By now, most people know about the connection between oral health and overall health. Poor oral health and the buildup of bacteria in the mouth can pollute the body, including the blood stream and the heart. But did you know that there is also a surprising link between poor oral health and Alzheimer’s? If you ever needed more motivation to visit your Sugar Land, TX dentist on a regular basis, the following information will surely be it.

Understanding Alzheimer’s

Before discussing the link between oral health and Alzheimer’s it’s important to fully understand the devastation of Alzheimer’s disease. Alzheimer’s is a form of dementia. Dementia is defined as a reduction in cognitive function, most notably memory function. While many older folks experience some level of dementia in their final years, this isn’t the same as Alzheimer’s. With dementia, a person may not be able to remember vocabulary words as readily as they did as a youngster. Or they may enter a room and forget why they came in there for a few seconds. But with Alzheimer’s the level of dementia is much more severe.

Eventually, people with Alzheimer’s may forget their loved ones, or even forget they have children. They may forget where they live, who they are or even where the bathroom is in their own house. This angers and frustrates them, and they may undergo marked personality changes, lashing out at those who are trying to help them. There is no cure for Alzheimer’s at this time.

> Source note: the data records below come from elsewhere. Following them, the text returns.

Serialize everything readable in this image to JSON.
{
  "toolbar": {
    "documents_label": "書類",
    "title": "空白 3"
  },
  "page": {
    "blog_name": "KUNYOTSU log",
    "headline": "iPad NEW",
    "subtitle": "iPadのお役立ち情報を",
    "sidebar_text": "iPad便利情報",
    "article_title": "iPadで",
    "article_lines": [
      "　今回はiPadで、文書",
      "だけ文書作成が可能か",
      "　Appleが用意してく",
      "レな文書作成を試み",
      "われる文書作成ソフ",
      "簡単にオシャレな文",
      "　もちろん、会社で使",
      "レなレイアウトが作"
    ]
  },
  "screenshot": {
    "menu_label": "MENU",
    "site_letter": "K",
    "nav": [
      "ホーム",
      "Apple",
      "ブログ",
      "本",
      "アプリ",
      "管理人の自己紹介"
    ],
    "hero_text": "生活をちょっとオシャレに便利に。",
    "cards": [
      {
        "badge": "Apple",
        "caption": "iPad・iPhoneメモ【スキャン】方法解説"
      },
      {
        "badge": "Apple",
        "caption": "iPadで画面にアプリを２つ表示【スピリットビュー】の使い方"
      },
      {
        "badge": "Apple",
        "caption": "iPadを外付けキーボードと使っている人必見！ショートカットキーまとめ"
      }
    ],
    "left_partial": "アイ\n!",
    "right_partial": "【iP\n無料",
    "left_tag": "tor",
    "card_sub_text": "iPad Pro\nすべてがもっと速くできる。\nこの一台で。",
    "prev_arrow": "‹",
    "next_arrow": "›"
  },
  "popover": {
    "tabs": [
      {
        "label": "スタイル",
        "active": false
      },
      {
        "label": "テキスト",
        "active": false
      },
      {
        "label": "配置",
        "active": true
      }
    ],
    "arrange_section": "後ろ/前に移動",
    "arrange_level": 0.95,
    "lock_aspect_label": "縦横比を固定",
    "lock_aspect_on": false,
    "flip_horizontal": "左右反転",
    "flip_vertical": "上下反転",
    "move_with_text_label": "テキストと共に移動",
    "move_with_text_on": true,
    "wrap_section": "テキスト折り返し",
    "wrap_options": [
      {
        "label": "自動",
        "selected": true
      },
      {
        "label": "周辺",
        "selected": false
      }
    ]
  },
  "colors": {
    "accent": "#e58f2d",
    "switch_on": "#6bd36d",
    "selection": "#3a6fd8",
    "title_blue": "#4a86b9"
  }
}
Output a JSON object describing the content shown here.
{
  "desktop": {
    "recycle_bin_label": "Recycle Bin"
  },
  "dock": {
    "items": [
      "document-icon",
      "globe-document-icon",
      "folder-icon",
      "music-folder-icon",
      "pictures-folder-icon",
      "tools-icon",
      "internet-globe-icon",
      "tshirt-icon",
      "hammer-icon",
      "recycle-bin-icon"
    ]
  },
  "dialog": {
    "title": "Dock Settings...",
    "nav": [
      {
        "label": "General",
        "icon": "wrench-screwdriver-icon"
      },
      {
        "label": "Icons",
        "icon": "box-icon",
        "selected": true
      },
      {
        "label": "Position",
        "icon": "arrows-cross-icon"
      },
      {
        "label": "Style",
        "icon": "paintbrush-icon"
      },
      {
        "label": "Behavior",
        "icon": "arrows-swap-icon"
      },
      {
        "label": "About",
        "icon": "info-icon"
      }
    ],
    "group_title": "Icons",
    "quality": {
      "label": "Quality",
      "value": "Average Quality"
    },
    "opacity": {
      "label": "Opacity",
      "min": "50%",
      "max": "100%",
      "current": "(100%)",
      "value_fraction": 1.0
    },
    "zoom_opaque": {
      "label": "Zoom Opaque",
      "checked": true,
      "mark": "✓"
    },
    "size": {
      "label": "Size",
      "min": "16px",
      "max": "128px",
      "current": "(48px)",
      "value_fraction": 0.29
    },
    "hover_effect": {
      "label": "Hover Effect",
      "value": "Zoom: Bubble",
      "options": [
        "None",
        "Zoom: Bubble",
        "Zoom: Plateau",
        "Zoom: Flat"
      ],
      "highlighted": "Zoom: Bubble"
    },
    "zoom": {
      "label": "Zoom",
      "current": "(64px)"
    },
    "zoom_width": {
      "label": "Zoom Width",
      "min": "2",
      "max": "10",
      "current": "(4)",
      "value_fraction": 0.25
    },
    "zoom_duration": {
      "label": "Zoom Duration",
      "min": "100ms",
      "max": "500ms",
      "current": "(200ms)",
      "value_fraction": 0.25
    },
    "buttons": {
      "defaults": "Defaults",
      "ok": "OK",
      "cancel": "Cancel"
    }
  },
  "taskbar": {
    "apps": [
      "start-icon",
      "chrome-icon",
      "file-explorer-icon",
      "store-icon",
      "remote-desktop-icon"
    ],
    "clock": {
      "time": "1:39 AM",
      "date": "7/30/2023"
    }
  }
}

Proven Link Between Poor Oral Health and Alzheimer’s

Recently, a significant and ominous connection was made between oral health and Alzheimer’s. Researchers discovered that a common oral bacteria, called Porphyromonas gingivalis, was in the brains of Alzheimer’s patients. This particular bacteria is the main pathogen in patients who have chronic periodontitis. Another type of bacterium related to poor oral health, ginipains, was also identified in samples from brain tissue of Alzheimer’s patients. This is irrefutable evidence that oral bacteria can and does travel from the mouth to the brain, where it colonizes and plays a part in the advancement of Alzheimer’s disease.

The point here is that there is more at stake than having attractive teeth. Your very health is endangered when you don’t take oral health seriously. Book an appointment today with your Sugar Land, TX dentist, and visit your dentist every six months at a minimum.

0 replies

Leave a Reply

Want to join the discussion?
Feel free to contribute!

Leave a Reply

Your email address will not be published. Required fields are marked *